__Task directions__: Which lines in the records below contain the word "icon"? Copy each one.

===============

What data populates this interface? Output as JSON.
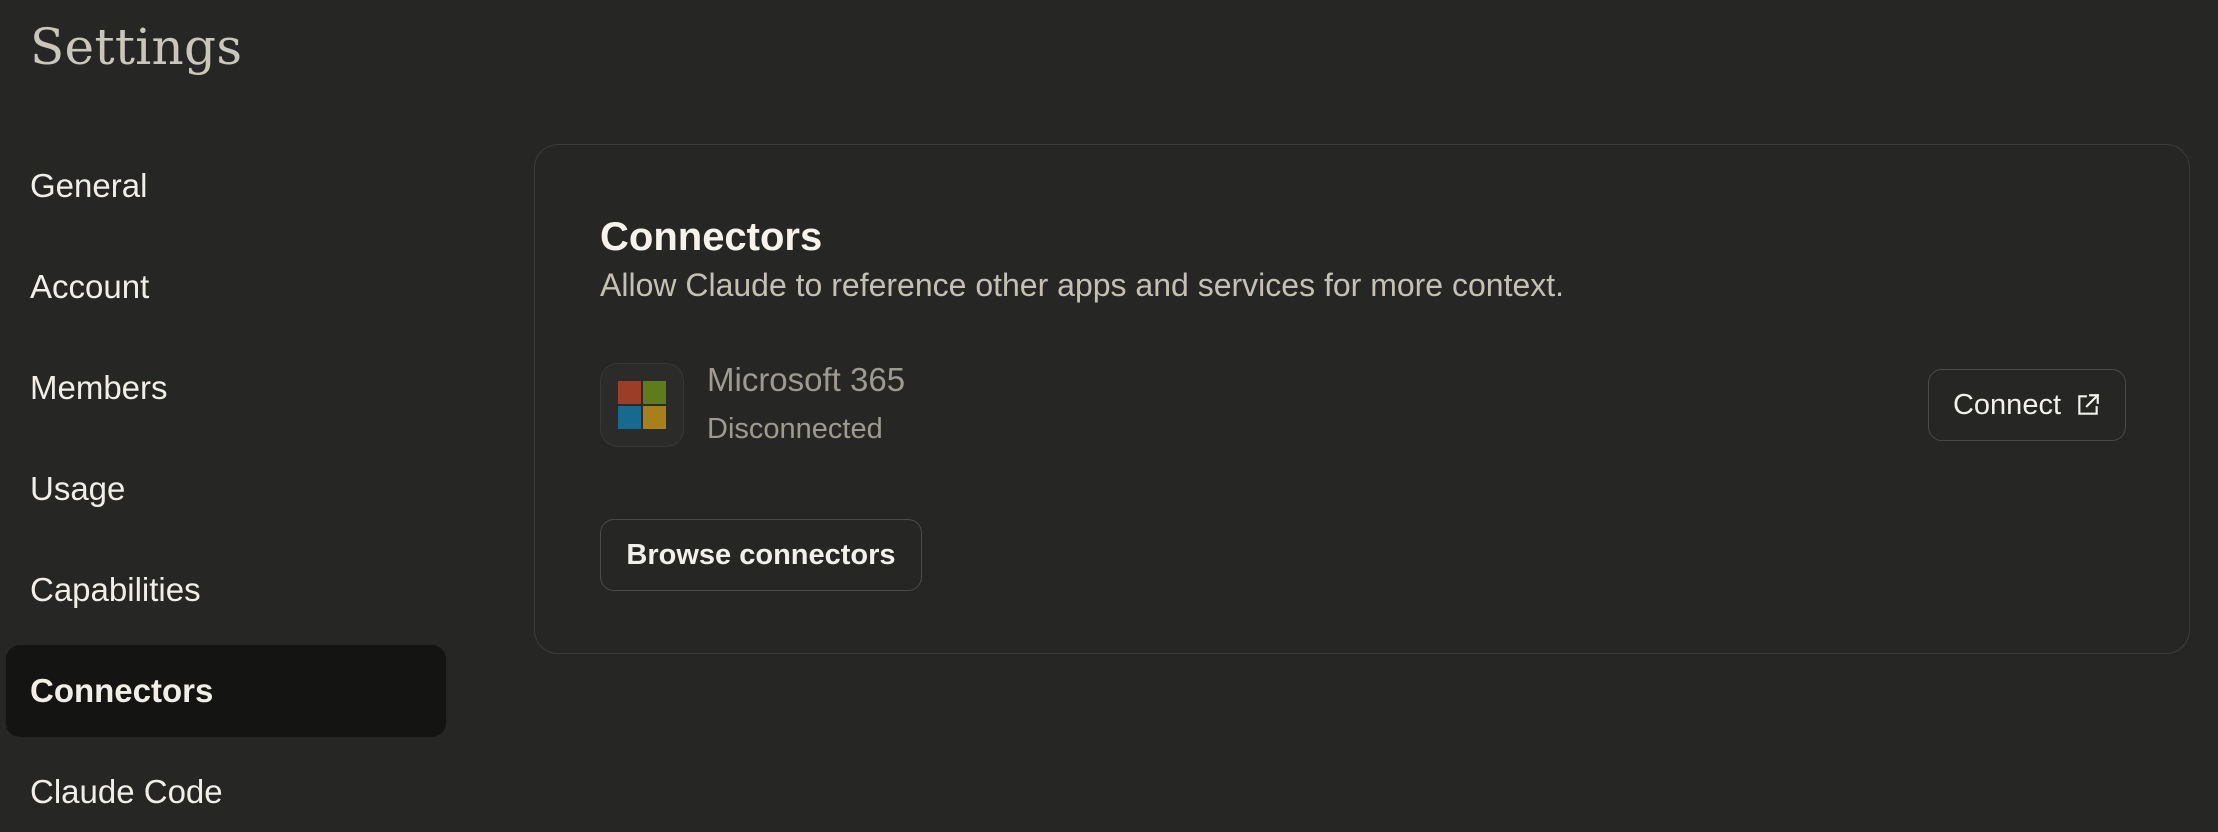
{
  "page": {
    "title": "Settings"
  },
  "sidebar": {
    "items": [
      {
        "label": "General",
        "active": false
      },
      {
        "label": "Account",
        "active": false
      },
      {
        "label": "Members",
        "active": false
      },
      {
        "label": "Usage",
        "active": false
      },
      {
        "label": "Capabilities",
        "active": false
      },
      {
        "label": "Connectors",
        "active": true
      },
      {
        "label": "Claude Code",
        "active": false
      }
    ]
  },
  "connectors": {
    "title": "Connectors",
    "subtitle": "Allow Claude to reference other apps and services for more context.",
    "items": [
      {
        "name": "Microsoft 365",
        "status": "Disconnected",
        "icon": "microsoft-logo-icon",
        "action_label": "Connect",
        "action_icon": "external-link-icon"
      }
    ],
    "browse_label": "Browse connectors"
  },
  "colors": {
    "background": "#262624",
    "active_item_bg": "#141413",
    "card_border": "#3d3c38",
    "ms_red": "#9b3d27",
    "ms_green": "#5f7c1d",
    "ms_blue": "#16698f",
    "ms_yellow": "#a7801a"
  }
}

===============

__Exercise response__:
        "icon": "microsoft-logo-icon",
        "action_icon": "external-link-icon"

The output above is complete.